Tampines West Community Club. 5 Tampines Avenue 3 #02-07, Singapore 529705. +65 9008 9314.
Tue-Fri noon-10.30pm; Sat & Sun 9am-10.30pm.
If you like your subs big, brawny and sloppy, then Toasties’ sandwiches have you sorted. Choose your type of bread, from garlic-oregano loaf to ciabatta—everything is freshly baked in-house. Then, have it stuffed with chipotle chicken, cheese steak, Mexican-inspired pulled beef, or other hearty meats. Have some greens, oven-grilled corn, or sautéed onions in the mix if you so desire. To complete your meal, add on a basket of crispy fries and wash it all down with a glass of iced lemon tea.
Once you’re done, hop next door to the 24-hour restaurant, Al Azhar, for dessert. Order ice kachang, a bowl of shaved ice topped with corn, red bean, nata de coco and a rainbow of syrups.
Tampines N2. Block 201D Tampines Street 21 #01-1171, Singapore 524201. +65 6386 7243.
Home to more than 250,000 residents, Bedok is one of our largest residential area. Also, thanks to the cycling paths network that runs through the neighbourhood, you can easily get to East Coast Park by hopping on one of the bike-sharing bicycles.
It’s easy to get lost in Badoque Café’s menu. The cuisines served here range from Italian to Mediterranean to American, but the beef ribs are a good place to start. This generous slab of meat is drenched in home-made barbecue sauce, and served with a side of potato wedges and corn on the cob (S$24). Other highlights include the lamb shank that’s slathered with a sweet and spicy soya sauce, and a classic shakshuka (poached eggs in spicy tomato sauce).
Looking for a venue to perform your daily prayers after? Take a short stroll to Al-Taqua mosque. The Muslim place of worship has been around since the 1960s, when it was a prominent landmark for residents of the Bedok kampong (Malay village).
Simpang Bedok. 298 Bedok Road, Singapore 496454. +65 6446 6928.
Mon-Thu & Sun noon-11pm; Fri 3-11pm.
A hidden gem in the east of Singapore, Kembangan is chock-a-block with cosy cafés—perfect for a café hopping adventure for all you foodies.
The Royals Café
Malay food is a bedrock of our local cuisine, loved for its satisfying spiciness and heartiness. At The Royals Café, indulge in traditional Malay fare such as nasi lemak (fragrant rice dish cooked in coconut milk and pandan leaf, accompanied with an array of side dishes like omelette, fried fish and anchovies, S$6.90), beef rendang (braised meat cooked in coconut milk and spices, S$12.90) and ayam masak merah (chicken in spicy tomato sauce, S$8.90).

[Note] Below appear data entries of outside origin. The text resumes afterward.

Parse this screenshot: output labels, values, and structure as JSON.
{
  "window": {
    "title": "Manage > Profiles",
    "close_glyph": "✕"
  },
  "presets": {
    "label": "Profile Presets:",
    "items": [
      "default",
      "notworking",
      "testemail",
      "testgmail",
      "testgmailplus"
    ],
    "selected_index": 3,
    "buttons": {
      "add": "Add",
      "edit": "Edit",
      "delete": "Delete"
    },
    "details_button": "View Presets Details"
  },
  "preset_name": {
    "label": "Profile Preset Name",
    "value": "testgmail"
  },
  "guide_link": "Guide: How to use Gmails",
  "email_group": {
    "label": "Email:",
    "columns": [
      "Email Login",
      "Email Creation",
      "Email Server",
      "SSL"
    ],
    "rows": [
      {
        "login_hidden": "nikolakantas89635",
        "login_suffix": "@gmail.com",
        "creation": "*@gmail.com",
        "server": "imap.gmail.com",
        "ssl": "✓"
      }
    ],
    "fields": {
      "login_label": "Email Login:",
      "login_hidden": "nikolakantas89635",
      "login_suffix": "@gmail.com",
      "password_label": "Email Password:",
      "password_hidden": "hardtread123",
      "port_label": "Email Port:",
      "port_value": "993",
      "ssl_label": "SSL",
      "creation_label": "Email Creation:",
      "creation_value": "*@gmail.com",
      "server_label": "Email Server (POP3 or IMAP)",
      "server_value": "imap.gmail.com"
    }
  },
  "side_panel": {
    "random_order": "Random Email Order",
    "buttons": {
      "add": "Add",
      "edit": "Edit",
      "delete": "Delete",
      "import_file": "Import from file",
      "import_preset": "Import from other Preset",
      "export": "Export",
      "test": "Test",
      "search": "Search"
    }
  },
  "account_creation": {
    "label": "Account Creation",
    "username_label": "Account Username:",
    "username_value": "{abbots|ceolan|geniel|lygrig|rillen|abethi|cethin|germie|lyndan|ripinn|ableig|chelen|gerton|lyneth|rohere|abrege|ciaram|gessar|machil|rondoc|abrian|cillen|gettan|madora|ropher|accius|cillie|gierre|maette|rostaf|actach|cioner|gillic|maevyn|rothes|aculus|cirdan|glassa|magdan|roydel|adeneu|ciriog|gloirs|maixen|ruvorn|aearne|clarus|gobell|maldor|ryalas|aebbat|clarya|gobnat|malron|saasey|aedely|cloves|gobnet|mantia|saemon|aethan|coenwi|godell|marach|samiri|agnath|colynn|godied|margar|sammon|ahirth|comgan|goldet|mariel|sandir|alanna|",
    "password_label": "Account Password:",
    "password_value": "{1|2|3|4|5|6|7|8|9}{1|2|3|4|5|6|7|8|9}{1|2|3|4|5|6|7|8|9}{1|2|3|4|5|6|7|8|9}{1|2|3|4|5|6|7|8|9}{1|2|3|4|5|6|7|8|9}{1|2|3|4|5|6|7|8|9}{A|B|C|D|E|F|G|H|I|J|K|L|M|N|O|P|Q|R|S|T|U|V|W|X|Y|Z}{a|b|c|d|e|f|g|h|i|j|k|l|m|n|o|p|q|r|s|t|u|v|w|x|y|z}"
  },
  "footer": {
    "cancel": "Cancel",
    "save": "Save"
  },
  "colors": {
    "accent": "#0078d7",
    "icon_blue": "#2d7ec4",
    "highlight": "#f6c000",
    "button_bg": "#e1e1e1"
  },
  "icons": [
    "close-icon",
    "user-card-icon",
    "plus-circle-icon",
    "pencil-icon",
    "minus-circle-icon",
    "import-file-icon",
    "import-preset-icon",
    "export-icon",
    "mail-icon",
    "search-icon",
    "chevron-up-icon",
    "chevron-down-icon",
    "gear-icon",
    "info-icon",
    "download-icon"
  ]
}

Consider yourself a spice fiend? Then try the café’s signature dish, nonya mee siam (S$5.90). The rice vermicelli noodle soup is equal parts sweet, tangy and savoury; with a lethal dose of chilli that will have you wiping sweat off your brow.
Walk off those calories by heading over to East Coast Park. It’s a long stretch that overlooks the Straits of Singapore, and is typically crowded with cyclists and families huddling around barbecue pits.

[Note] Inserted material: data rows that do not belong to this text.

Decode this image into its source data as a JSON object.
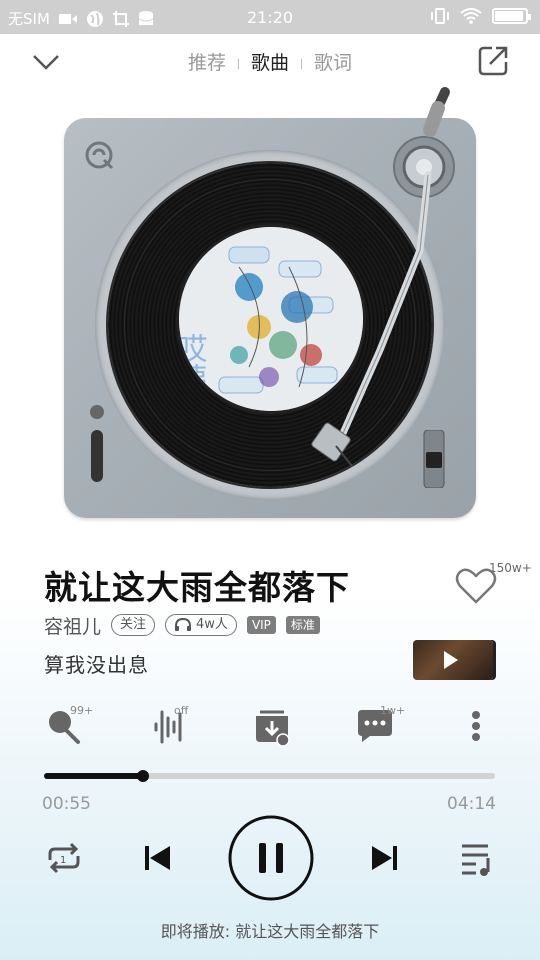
{
  "status_bar": {
    "carrier": "无SIM",
    "time": "21:20",
    "battery_level": 0.95
  },
  "top_nav": {
    "tabs": [
      {
        "label": "推荐",
        "active": false
      },
      {
        "label": "歌曲",
        "active": true
      },
      {
        "label": "歌词",
        "active": false
      }
    ],
    "icons": {
      "collapse": "chevron-down-icon",
      "share": "share-icon"
    }
  },
  "player": {
    "song_title": "就让这大雨全都落下",
    "like_count": "150w+",
    "artist": "容祖儿",
    "follow_label": "关注",
    "listeners": "4w人",
    "vip_tag": "VIP",
    "quality_tag": "标准",
    "current_lyric": "算我没出息",
    "album_art_text": "哎咦"
  },
  "actions": [
    {
      "name": "sing-icon",
      "count": "99+"
    },
    {
      "name": "sound-effect-icon",
      "count": "off"
    },
    {
      "name": "download-icon",
      "count": ""
    },
    {
      "name": "comment-icon",
      "count": "1w+"
    },
    {
      "name": "more-icon",
      "count": ""
    }
  ],
  "progress": {
    "current": "00:55",
    "total": "04:14",
    "fraction": 0.22
  },
  "controls": {
    "repeat": "repeat-icon",
    "prev": "previous-icon",
    "play_pause": "pause-icon",
    "next": "next-icon",
    "playlist": "playlist-icon"
  },
  "next_up": "即将播放: 就让这大雨全都落下",
  "colors": {
    "status_bar": "#cfcfcf",
    "turntable": "#a8b0b7",
    "progress_fill": "#111111",
    "progress_track": "#d3d3d3"
  }
}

Crescendo Building. 19 Upper East Coast Road, Singapore 455209. +65 6445 6457.
Mon-Fri 9am-10pm; Sat & Sun 8.30am-10.30pm.
Take a walk through Paya Lebar and you’ll uncover the best of what the old Malay village has to offer, including food, traditional Malay clothing and heritage architecture.
99 Bistro and Kitchen
The fragrant aroma of 99 Bistro and Kitchen’s briyani (an Indian spiced rice dish with meat or vegetables, S$24) will linger on your clothes, but take it as a souvenir of the hearty meal you’ll have here. Helmed by celebrity chef Syed Shah, the restaurant doesn’t just hawk your average briyani. Its version features fork-tender Australian lamb shank flavoured with spices from Karachi, and cooked in a bamboo trunk imported from India.
Travel southwards and you’ll hit the Geylang precinct: Historic architecture, colourful shophouses and mosques await in the former Malay settlement.
Lifelong Learning Institute. 11 Eunos Road 8 #01-02, Singapore 408601. +65 6745 9958.